Ottoman Embroidery by Marianne Ellis, Jennifer Wearden. One of the Victoria and Albert Museum textile series, showcasing stunning pieces from the museum’s extensive collection. Dating from the mid-16th to the early 20th century, such common household items as napkins, towels, kerchiefs, and trousers have become exotic with age. This 500-year-old style of embroidery is still practiced today by a few skilled artisans.
Studies in the history of textiles in Turkey by Halil Inalcik. This epic work chronicles the development of the Turkish textile industry all the way from its world dominance in the 16th century, to its decline with the beginning of the European Industrial Revolution, before it re-emerged once again onto the world stage in the 1960s. Adorned with intricate paintings and maps, this book is a product of 50 years of academic work, and presents a scholarly picture of Anatolia’s ancient textile tradition through to the modern day.

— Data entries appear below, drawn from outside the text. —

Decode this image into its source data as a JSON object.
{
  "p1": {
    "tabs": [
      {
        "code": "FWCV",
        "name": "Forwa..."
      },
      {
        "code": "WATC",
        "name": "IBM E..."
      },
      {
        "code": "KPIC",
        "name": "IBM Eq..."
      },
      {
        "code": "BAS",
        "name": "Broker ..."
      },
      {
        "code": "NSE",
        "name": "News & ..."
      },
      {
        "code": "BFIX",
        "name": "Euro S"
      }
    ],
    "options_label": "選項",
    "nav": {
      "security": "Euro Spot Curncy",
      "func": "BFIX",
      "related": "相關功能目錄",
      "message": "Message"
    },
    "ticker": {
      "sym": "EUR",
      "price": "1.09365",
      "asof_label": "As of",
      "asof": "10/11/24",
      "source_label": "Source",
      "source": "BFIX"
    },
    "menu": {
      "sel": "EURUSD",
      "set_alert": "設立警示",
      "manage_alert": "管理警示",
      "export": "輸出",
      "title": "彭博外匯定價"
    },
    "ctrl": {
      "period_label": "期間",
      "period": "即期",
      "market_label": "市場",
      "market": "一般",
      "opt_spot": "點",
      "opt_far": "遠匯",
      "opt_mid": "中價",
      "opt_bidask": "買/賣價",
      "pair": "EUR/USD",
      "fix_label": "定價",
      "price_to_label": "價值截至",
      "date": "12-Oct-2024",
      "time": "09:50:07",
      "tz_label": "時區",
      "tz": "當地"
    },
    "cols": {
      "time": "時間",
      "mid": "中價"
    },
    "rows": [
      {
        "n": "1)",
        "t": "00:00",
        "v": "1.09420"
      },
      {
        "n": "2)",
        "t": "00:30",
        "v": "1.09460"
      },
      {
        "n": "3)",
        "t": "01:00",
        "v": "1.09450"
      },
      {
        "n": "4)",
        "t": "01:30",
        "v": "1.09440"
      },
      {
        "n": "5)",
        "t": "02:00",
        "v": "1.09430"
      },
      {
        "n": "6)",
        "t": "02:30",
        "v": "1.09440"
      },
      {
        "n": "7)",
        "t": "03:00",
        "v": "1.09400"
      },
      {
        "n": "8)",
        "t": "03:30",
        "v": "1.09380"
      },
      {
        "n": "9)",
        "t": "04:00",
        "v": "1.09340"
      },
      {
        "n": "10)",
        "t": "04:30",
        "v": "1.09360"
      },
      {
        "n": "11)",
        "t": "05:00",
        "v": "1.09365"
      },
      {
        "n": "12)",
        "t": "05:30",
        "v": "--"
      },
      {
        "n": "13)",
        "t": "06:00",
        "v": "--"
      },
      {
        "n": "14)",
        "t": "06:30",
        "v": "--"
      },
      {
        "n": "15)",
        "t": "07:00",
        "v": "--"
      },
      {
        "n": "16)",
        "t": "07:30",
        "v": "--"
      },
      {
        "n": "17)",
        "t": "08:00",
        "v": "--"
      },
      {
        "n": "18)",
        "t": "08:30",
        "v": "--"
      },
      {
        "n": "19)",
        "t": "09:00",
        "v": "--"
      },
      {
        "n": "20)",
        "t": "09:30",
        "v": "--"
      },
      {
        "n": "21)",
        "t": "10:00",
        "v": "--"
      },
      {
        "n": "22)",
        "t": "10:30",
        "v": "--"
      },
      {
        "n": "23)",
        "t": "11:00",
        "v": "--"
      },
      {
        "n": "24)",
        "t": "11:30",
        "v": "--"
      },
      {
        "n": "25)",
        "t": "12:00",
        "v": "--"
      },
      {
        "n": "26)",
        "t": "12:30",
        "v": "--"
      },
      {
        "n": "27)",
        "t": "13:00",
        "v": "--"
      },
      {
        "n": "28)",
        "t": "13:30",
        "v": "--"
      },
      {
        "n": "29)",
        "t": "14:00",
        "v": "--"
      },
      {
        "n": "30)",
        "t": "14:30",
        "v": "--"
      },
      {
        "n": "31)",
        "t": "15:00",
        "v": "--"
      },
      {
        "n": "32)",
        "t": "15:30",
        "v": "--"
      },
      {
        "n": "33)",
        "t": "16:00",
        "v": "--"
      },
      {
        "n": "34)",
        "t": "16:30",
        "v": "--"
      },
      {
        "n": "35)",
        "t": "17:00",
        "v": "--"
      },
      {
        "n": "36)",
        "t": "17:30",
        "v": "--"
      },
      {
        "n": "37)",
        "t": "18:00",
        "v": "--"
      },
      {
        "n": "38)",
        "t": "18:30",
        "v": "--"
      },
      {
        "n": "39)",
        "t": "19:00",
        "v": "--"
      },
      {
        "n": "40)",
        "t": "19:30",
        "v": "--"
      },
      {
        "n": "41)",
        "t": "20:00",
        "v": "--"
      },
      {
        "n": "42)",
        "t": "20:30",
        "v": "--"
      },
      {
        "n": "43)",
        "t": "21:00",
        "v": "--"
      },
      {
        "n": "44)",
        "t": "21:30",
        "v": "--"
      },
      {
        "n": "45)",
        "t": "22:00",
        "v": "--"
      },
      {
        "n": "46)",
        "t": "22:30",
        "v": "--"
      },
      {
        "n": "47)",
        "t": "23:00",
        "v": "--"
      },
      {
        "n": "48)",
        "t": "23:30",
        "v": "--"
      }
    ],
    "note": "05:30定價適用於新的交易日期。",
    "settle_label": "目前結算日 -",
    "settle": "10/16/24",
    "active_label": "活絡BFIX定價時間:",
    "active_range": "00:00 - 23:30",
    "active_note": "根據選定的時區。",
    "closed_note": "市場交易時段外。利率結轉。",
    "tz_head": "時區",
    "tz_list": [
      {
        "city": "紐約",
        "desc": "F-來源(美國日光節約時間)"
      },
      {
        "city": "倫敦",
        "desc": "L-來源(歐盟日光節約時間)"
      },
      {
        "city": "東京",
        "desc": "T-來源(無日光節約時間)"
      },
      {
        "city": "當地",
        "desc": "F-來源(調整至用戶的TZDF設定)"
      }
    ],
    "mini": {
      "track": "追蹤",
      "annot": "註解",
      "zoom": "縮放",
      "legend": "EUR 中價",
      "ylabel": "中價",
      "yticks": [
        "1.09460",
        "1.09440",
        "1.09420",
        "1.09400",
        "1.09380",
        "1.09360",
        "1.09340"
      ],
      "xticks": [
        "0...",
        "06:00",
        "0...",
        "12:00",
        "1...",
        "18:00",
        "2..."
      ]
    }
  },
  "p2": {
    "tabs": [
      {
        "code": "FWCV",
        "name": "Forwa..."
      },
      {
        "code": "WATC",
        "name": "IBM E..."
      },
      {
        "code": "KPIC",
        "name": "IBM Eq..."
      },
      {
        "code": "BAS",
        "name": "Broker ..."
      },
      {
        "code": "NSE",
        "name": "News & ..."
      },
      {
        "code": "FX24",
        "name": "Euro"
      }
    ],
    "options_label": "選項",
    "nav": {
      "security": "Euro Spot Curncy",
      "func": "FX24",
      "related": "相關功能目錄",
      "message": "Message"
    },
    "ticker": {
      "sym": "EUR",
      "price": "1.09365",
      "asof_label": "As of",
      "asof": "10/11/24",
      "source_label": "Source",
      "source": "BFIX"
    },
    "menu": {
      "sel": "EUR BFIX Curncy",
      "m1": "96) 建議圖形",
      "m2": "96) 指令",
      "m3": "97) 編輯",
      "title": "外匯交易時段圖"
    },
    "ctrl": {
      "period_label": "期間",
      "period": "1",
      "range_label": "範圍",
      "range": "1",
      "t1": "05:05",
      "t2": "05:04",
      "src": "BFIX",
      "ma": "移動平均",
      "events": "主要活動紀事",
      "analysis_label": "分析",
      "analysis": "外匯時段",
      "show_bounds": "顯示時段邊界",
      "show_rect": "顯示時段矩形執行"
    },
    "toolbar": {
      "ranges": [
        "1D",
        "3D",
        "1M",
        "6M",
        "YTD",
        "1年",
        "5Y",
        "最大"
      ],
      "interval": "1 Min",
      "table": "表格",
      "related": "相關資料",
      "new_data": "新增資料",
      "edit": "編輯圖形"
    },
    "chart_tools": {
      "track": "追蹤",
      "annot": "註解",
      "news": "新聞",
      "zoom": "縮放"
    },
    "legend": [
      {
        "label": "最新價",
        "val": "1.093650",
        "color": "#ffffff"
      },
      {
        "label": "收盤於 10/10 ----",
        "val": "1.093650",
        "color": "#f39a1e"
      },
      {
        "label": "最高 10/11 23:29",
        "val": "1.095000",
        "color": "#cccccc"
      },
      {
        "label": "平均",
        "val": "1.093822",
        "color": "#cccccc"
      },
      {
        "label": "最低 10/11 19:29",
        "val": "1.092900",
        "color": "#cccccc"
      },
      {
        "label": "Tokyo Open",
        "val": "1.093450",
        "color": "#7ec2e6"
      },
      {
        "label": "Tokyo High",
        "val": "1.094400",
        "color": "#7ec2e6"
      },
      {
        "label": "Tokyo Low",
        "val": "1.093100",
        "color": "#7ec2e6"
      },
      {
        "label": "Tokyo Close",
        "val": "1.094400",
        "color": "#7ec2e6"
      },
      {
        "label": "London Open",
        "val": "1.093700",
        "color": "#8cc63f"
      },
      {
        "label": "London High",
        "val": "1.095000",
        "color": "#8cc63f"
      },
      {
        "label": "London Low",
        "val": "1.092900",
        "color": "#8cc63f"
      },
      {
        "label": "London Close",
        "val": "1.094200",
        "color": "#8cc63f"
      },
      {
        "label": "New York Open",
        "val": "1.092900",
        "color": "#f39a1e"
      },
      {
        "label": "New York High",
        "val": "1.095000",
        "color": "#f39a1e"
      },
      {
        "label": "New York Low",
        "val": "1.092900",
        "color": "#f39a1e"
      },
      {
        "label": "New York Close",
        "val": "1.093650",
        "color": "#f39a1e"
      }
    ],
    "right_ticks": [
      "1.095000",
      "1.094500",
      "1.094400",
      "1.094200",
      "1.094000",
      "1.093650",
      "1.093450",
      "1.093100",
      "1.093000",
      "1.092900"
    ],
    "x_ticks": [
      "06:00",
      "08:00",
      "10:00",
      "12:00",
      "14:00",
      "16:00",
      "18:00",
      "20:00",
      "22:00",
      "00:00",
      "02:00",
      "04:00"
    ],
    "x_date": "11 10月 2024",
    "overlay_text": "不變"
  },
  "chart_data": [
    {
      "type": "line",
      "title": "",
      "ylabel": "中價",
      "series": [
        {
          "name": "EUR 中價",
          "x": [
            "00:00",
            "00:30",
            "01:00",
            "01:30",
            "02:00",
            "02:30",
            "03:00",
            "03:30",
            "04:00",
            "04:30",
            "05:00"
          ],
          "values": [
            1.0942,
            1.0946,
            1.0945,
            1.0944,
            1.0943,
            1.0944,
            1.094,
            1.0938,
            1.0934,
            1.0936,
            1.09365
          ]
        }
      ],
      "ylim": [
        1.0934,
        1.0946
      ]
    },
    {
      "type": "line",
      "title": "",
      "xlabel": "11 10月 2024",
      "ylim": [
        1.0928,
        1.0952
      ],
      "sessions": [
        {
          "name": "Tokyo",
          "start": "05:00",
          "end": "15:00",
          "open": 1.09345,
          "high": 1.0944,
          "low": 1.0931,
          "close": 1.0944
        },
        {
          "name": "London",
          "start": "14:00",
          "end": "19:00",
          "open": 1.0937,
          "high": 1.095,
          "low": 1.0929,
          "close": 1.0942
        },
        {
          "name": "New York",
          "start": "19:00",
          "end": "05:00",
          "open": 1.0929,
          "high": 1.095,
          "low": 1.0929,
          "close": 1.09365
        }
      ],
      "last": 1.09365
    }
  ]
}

The Fabric of Life: Textiles from the Middle East and Central Asia by Fahmida Suleman. Explores the significance and beauty of textiles from across the Middle East, Turkey, and Central Asia. This vast region has been the focus of population movements, exploration, and trade for thousands of years and is home to a wealth of textile traditions
Turkish embroidery by Pauline Johnstone. Fine embroidery, whether made at home or professionally, played a major part in life in Ottoman Turkey over several centuries. The great variety of pieces in everyday use is illustrated by examples from the Victoria & Albert Museum’s large collection. An introductory essay describes how the embroideries were used
Innocence of Memories (2015): Documentary about author, Orhan Pamuk (see publications above). In 2012, Pamuk opened a museum based on his novel, ‘The Museum of Innocence’ displaying the ephemera of everyday life.
Muhtesem Yuzyil (literally Magnificent Century): a sumptuous TV series (historical fiction) based on the life and court of Sultan Suleyman the Magnificent (the longest-reigning Sultan of the Ottoman empire) and his wife Hurrem Sultan.
Mustang (2015): Turkish-French film about orphaned sisters in a remote village.
Once upon a Time in Anatolia (2011): Night-time search for a corpse on the steppe.
The Cut (2014): Drama by Turkish-German director Fatih Akin, set during the Armenian tragedy of 1915.
The Water Diviner: Directed and acted by Russell Crowe: Set and shot in Turkey.
Winter Sleep (2014): Poignant character study in snowy Anatolia